The differences between framing styles are minimal. The most significant difference between the two standards is the addition of a Start Frame Delimiter (SFD) and the change of the Type field to a Length field in the 802.3.

Ethernet II is the Ethernet frame format used in TCP/IP networks.

Frame Size:

Both the Ethernet II and IEEE 802.3 standards define the minimum frame size as 64 bytes and the maximum as 1518 bytes(not including 4 bytes VLAN tag). The Preamble and Start Frame Delimiter fields are not included when describing the size of a frame. So the header length is 14 bytes. 

802.3 Ethernet packet and frame structure
Layer Preamble Start of frame delimiter MAC destination MAC source 802.1Q tag (optional) Ethertype (Ethernet II) or length Payload Frame check sequence (32‑bit CRC) Interpacket gap
7 octets 1 octet 6 octets 6 octets (4 octets) 2 octets 46(42)–1500 octets 4 octets 12 octets
Layer 2 Ethernet frame ← 64–1518(1522) octets →
Layer 1 Ethernet packet ← 72–1526(1530) octets →

less than 64 bytes in length is considered a “collision fragment” or “runt frame” and is automatically discarded by receiving stations. The IEEE 802.3ac standard, released in 1998, extended the maximum allowable frame size to 1522 bytes. The frame size was increased to accommodate a technology called Virtual Local Area Network (VLAN). Vlan_tagFrame attributes(IEEE 802.3):
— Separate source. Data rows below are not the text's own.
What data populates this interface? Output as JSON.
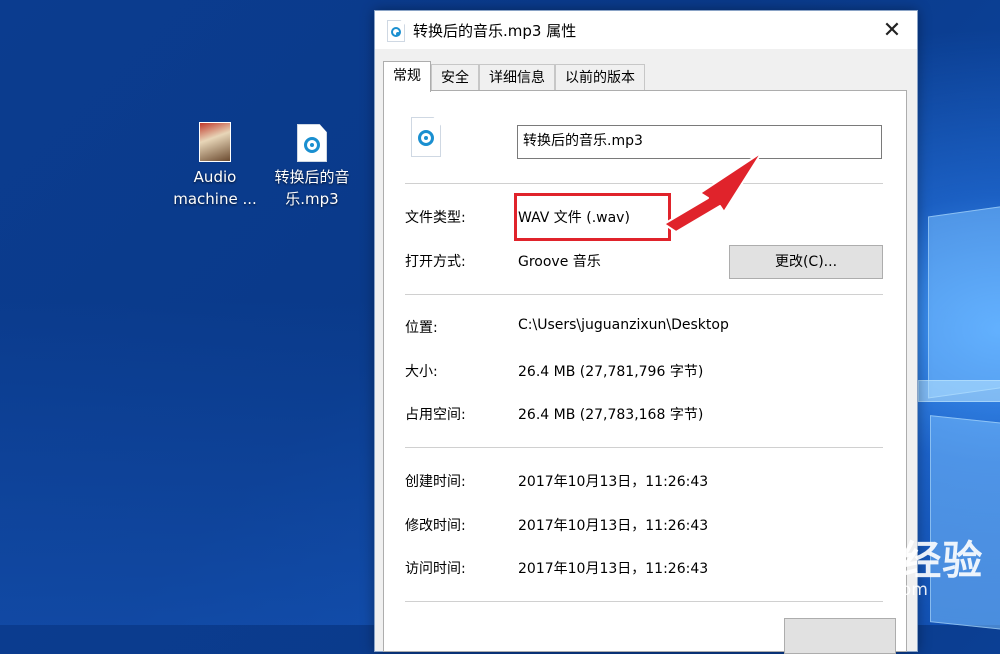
{
  "desktop": {
    "icons": [
      {
        "label": "Audio\nmachine ..."
      },
      {
        "label": "转换后的音\n乐.mp3"
      }
    ]
  },
  "dialog": {
    "title": "转换后的音乐.mp3 属性",
    "close_glyph": "✕",
    "tabs": [
      {
        "label": "常规",
        "active": true
      },
      {
        "label": "安全",
        "active": false
      },
      {
        "label": "详细信息",
        "active": false
      },
      {
        "label": "以前的版本",
        "active": false
      }
    ],
    "file_name": "转换后的音乐.mp3",
    "file_type_label": "文件类型:",
    "file_type_value": "WAV 文件 (.wav)",
    "open_with_label": "打开方式:",
    "open_with_value": "Groove 音乐",
    "change_button": "更改(C)...",
    "location_label": "位置:",
    "location_value": "C:\\Users\\juguanzixun\\Desktop",
    "size_label": "大小:",
    "size_value": "26.4 MB (27,781,796 字节)",
    "disk_size_label": "占用空间:",
    "disk_size_value": "26.4 MB (27,783,168 字节)",
    "created_label": "创建时间:",
    "created_value": "2017年10月13日，11:26:43",
    "modified_label": "修改时间:",
    "modified_value": "2017年10月13日，11:26:43",
    "accessed_label": "访问时间:",
    "accessed_value": "2017年10月13日，11:26:43"
  },
  "annotation": {
    "highlight_color": "#e0232b"
  },
  "watermark": {
    "main": "Baidu经验",
    "sub": "jingyan.baidu.com"
  },
  "colors": {
    "desktop": "#0b3c8f",
    "accent": "#1a8fd0"
  }
}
  • Preamble and Start Frame Delimiter Fields: The Preamble (7 bytes) and Start Frame Delimiter (SFD), also called the Start of Frame (1 byte), fields are used for synchronization between the sending and receiving devices. These first eight bytes of the frame are used to get the attention of the receiving nodes. Essentially, the first few bytes tell the receivers to get ready to receive a new frame.
  • Destination MAC Address Field: This 6-byte field is the identifier for the intended recipient. As you will recall, this address is used by Layer 2 to assist devices in determining if a frame is addressed to them. The address in the frame is compared to the MAC address in the device. If there is a match, the device accepts the frame.
  • Source MAC Address Field: This 6-byte field identifies the frame’s originating NIC or interface.
  • Length Field: For any IEEE 802.3 standard earlier than 1997 the Length field defines the exact length of the frame’s data field. This is used later as part of the FCS to ensure that the message was received properly. Otherwise the purpose of the field is to describe which higher-layer protocol is present. If the two-octet value is equal to or greater than 0x0600 hexadecimal or 1536 decimal, then the contents of the Data field are decoded according to the EtherType protocol indicated. Whereas if the value is equal to or less than 0x05DC hexadecimal or 1500 decimal then the Length field is being used to indicate the use of the IEEE 802.3 frame format. This is how Ethernet II and 802.3 frames are differentiated.
  • Data Field: This field (46 – 1500 bytes) contains the encapsulated data from a higher layer, which is a generic Layer 3 PDU, or more commonly, an IPv4 packet. All frames must be at least 64 bytes long. If a small packet is encapsulated, additional bits called a pad are used to increase the size of the frame to this minimum size.
  • Frame Check Sequence Field: The Frame Check Sequence (FCS) field (4 bytes) is used to detect errors in a frame. It uses a cyclic redundancy check (CRC). The sending device includes the results of a CRC in the FCS field of the frame. The receiving device receives the frame and generates a CRC to look for errors. If the calculations match, no error occurred. Calculations that do not match are an indication that the data has changed; therefore, the frame is dropped.